_TASK BRIEF_. Retype the whole listing below, character for character.

_EXTRACTED RECORDS_.

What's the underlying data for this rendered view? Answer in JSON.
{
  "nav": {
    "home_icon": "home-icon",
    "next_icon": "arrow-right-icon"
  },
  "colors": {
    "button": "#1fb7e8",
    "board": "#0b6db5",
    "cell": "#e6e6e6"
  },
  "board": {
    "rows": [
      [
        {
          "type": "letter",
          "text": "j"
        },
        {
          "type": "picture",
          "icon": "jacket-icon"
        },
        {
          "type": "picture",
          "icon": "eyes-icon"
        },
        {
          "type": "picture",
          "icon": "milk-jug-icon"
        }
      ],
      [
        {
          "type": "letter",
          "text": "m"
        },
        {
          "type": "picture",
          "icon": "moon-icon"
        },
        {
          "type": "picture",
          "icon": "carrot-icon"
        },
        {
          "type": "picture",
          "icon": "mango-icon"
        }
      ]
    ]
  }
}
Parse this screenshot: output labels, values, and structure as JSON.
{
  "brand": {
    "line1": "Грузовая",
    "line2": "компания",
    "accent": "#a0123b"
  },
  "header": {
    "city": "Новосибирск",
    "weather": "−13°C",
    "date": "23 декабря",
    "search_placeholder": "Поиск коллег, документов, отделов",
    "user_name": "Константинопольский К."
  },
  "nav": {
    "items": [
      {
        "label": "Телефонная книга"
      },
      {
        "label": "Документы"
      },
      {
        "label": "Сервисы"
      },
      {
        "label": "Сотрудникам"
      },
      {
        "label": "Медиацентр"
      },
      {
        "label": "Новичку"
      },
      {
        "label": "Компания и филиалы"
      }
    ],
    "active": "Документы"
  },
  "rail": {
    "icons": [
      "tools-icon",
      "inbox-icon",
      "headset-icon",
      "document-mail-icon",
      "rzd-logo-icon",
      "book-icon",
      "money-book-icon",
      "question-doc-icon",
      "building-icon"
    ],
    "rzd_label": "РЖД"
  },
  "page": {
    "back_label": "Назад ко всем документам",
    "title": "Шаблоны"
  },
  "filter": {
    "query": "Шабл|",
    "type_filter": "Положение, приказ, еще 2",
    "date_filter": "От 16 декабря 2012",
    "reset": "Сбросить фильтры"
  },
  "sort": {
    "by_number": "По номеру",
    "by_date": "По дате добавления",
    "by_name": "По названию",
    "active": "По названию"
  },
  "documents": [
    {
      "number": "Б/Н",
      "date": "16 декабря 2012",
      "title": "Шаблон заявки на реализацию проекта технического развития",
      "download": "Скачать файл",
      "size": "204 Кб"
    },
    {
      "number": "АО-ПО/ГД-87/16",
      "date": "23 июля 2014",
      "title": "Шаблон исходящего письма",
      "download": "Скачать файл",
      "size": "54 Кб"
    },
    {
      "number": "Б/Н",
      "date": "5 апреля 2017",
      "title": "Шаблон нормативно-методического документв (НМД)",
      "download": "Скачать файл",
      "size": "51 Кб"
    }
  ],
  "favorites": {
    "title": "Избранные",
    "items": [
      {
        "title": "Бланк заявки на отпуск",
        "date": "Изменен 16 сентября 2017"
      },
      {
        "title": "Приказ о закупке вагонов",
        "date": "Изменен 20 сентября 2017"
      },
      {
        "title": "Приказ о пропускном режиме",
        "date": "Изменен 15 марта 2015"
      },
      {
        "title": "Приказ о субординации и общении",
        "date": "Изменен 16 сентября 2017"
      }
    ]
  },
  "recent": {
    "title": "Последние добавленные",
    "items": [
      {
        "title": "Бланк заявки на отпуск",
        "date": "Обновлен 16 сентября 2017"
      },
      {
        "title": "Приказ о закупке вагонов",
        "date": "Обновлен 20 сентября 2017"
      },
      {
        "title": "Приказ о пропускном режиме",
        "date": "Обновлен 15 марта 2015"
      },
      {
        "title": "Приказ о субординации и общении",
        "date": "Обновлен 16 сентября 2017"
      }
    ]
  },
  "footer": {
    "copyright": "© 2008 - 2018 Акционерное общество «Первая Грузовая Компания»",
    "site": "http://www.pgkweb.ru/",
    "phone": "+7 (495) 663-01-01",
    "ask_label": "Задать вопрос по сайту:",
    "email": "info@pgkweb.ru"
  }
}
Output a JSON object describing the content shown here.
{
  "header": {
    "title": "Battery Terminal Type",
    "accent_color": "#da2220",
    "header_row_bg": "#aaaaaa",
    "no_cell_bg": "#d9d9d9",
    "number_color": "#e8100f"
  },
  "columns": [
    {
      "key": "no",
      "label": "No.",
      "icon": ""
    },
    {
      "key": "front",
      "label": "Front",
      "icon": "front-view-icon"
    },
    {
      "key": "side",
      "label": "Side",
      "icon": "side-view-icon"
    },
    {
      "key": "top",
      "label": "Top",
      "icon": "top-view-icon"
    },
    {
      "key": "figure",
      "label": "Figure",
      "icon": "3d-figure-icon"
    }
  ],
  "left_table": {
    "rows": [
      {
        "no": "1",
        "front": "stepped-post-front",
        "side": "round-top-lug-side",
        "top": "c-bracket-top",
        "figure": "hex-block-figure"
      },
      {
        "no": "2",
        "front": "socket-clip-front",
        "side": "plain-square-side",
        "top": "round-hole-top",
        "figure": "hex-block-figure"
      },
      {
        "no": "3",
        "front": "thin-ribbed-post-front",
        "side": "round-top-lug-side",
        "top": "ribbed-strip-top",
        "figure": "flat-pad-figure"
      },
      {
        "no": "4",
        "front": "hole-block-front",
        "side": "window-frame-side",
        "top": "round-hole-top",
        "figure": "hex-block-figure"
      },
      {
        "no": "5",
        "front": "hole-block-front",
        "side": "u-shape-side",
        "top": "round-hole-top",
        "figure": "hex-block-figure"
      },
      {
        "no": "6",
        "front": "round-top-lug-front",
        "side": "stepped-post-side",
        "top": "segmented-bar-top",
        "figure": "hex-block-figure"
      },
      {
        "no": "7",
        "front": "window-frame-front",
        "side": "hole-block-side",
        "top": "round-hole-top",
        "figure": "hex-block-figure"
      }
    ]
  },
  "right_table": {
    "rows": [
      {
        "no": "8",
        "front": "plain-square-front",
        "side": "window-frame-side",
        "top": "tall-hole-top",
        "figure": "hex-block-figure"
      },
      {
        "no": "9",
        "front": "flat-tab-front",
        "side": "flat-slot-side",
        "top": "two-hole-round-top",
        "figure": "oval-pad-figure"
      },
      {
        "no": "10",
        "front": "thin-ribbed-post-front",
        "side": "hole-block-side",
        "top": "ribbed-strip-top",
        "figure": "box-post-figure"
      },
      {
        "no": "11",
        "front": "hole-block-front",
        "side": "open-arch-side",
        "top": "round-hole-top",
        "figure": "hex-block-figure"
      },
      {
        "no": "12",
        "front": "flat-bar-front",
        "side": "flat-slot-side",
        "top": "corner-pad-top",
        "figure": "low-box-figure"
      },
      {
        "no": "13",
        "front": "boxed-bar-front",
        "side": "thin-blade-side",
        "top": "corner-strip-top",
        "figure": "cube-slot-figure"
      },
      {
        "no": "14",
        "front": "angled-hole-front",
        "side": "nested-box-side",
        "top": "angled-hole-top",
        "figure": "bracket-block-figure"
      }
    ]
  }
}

_RESPONSE TO THIS TASK_.
What's the underlying data for this rendered view? Answer in JSON.
{
  "nav": {
    "home_icon": "home-icon",
    "next_icon": "arrow-right-icon"
  },
  "colors": {
    "button": "#1fb7e8",
    "board": "#0b6db5",
    "cell": "#e6e6e6"
  },
  "board": {
    "rows": [
      [
        {
          "type": "letter",
          "text": "j"
        },
        {
          "type": "picture",
          "icon": "jacket-icon"
        },
        {
          "type": "picture",
          "icon": "eyes-icon"
        },
        {
          "type": "picture",
          "icon": "milk-jug-icon"
        }
      ],
      [
        {
          "type": "letter",
          "text": "m"
        },
        {
          "type": "picture",
          "icon": "moon-icon"
        },
        {
          "type": "picture",
          "icon": "carrot-icon"
        },
        {
          "type": "picture",
          "icon": "mango-icon"
        }
      ]
    ]
  }
}
Parse this screenshot: output labels, values, and structure as JSON.
{
  "brand": {
    "line1": "Грузовая",
    "line2": "компания",
    "accent": "#a0123b"
  },
  "header": {
    "city": "Новосибирск",
    "weather": "−13°C",
    "date": "23 декабря",
    "search_placeholder": "Поиск коллег, документов, отделов",
    "user_name": "Константинопольский К."
  },
  "nav": {
    "items": [
      {
        "label": "Телефонная книга"
      },
      {
        "label": "Документы"
      },
      {
        "label": "Сервисы"
      },
      {
        "label": "Сотрудникам"
      },
      {
        "label": "Медиацентр"
      },
      {
        "label": "Новичку"
      },
      {
        "label": "Компания и филиалы"
      }
    ],
    "active": "Документы"
  },
  "rail": {
    "icons": [
      "tools-icon",
      "inbox-icon",
      "headset-icon",
      "document-mail-icon",
      "rzd-logo-icon",
      "book-icon",
      "money-book-icon",
      "question-doc-icon",
      "building-icon"
    ],
    "rzd_label": "РЖД"
  },
  "page": {
    "back_label": "Назад ко всем документам",
    "title": "Шаблоны"
  },
  "filter": {
    "query": "Шабл|",
    "type_filter": "Положение, приказ, еще 2",
    "date_filter": "От 16 декабря 2012",
    "reset": "Сбросить фильтры"
  },
  "sort": {
    "by_number": "По номеру",
    "by_date": "По дате добавления",
    "by_name": "По названию",
    "active": "По названию"
  },
  "documents": [
    {
      "number": "Б/Н",
      "date": "16 декабря 2012",
      "title": "Шаблон заявки на реализацию проекта технического развития",
      "download": "Скачать файл",
      "size": "204 Кб"
    },
    {
      "number": "АО-ПО/ГД-87/16",
      "date": "23 июля 2014",
      "title": "Шаблон исходящего письма",
      "download": "Скачать файл",
      "size": "54 Кб"
    },
    {
      "number": "Б/Н",
      "date": "5 апреля 2017",
      "title": "Шаблон нормативно-методического документв (НМД)",
      "download": "Скачать файл",
      "size": "51 Кб"
    }
  ],
  "favorites": {
    "title": "Избранные",
    "items": [
      {
        "title": "Бланк заявки на отпуск",
        "date": "Изменен 16 сентября 2017"
      },
      {
        "title": "Приказ о закупке вагонов",
        "date": "Изменен 20 сентября 2017"
      },
      {
        "title": "Приказ о пропускном режиме",
        "date": "Изменен 15 марта 2015"
      },
      {
        "title": "Приказ о субординации и общении",
        "date": "Изменен 16 сентября 2017"
      }
    ]
  },
  "recent": {
    "title": "Последние добавленные",
    "items": [
      {
        "title": "Бланк заявки на отпуск",
        "date": "Обновлен 16 сентября 2017"
      },
      {
        "title": "Приказ о закупке вагонов",
        "date": "Обновлен 20 сентября 2017"
      },
      {
        "title": "Приказ о пропускном режиме",
        "date": "Обновлен 15 марта 2015"
      },
      {
        "title": "Приказ о субординации и общении",
        "date": "Обновлен 16 сентября 2017"
      }
    ]
  },
  "footer": {
    "copyright": "© 2008 - 2018 Акционерное общество «Первая Грузовая Компания»",
    "site": "http://www.pgkweb.ru/",
    "phone": "+7 (495) 663-01-01",
    "ask_label": "Задать вопрос по сайту:",
    "email": "info@pgkweb.ru"
  }
}
Output a JSON object describing the content shown here.
{
  "header": {
    "title": "Battery Terminal Type",
    "accent_color": "#da2220",
    "header_row_bg": "#aaaaaa",
    "no_cell_bg": "#d9d9d9",
    "number_color": "#e8100f"
  },
  "columns": [
    {
      "key": "no",
      "label": "No.",
      "icon": ""
    },
    {
      "key": "front",
      "label": "Front",
      "icon": "front-view-icon"
    },
    {
      "key": "side",
      "label": "Side",
      "icon": "side-view-icon"
    },
    {
      "key": "top",
      "label": "Top",
      "icon": "top-view-icon"
    },
    {
      "key": "figure",
      "label": "Figure",
      "icon": "3d-figure-icon"
    }
  ],
  "left_table": {
    "rows": [
      {
        "no": "1",
        "front": "stepped-post-front",
        "side": "round-top-lug-side",
        "top": "c-bracket-top",
        "figure": "hex-block-figure"
      },
      {
        "no": "2",
        "front": "socket-clip-front",
        "side": "plain-square-side",
        "top": "round-hole-top",
        "figure": "hex-block-figure"
      },
      {
        "no": "3",
        "front": "thin-ribbed-post-front",
        "side": "round-top-lug-side",
        "top": "ribbed-strip-top",
        "figure": "flat-pad-figure"
      },
      {
        "no": "4",
        "front": "hole-block-front",
        "side": "window-frame-side",
        "top": "round-hole-top",
        "figure": "hex-block-figure"
      },
      {
        "no": "5",
        "front": "hole-block-front",
        "side": "u-shape-side",
        "top": "round-hole-top",
        "figure": "hex-block-figure"
      },
      {
        "no": "6",
        "front": "round-top-lug-front",
        "side": "stepped-post-side",
        "top": "segmented-bar-top",
        "figure": "hex-block-figure"
      },
      {
        "no": "7",
        "front": "window-frame-front",
        "side": "hole-block-side",
        "top": "round-hole-top",
        "figure": "hex-block-figure"
      }
    ]
  },
  "right_table": {
    "rows": [
      {
        "no": "8",
        "front": "plain-square-front",
        "side": "window-frame-side",
        "top": "tall-hole-top",
        "figure": "hex-block-figure"
      },
      {
        "no": "9",
        "front": "flat-tab-front",
        "side": "flat-slot-side",
        "top": "two-hole-round-top",
        "figure": "oval-pad-figure"
      },
      {
        "no": "10",
        "front": "thin-ribbed-post-front",
        "side": "hole-block-side",
        "top": "ribbed-strip-top",
        "figure": "box-post-figure"
      },
      {
        "no": "11",
        "front": "hole-block-front",
        "side": "open-arch-side",
        "top": "round-hole-top",
        "figure": "hex-block-figure"
      },
      {
        "no": "12",
        "front": "flat-bar-front",
        "side": "flat-slot-side",
        "top": "corner-pad-top",
        "figure": "low-box-figure"
      },
      {
        "no": "13",
        "front": "boxed-bar-front",
        "side": "thin-blade-side",
        "top": "corner-strip-top",
        "figure": "cube-slot-figure"
      },
      {
        "no": "14",
        "front": "angled-hole-front",
        "side": "nested-box-side",
        "top": "angled-hole-top",
        "figure": "bracket-block-figure"
      }
    ]
  }
}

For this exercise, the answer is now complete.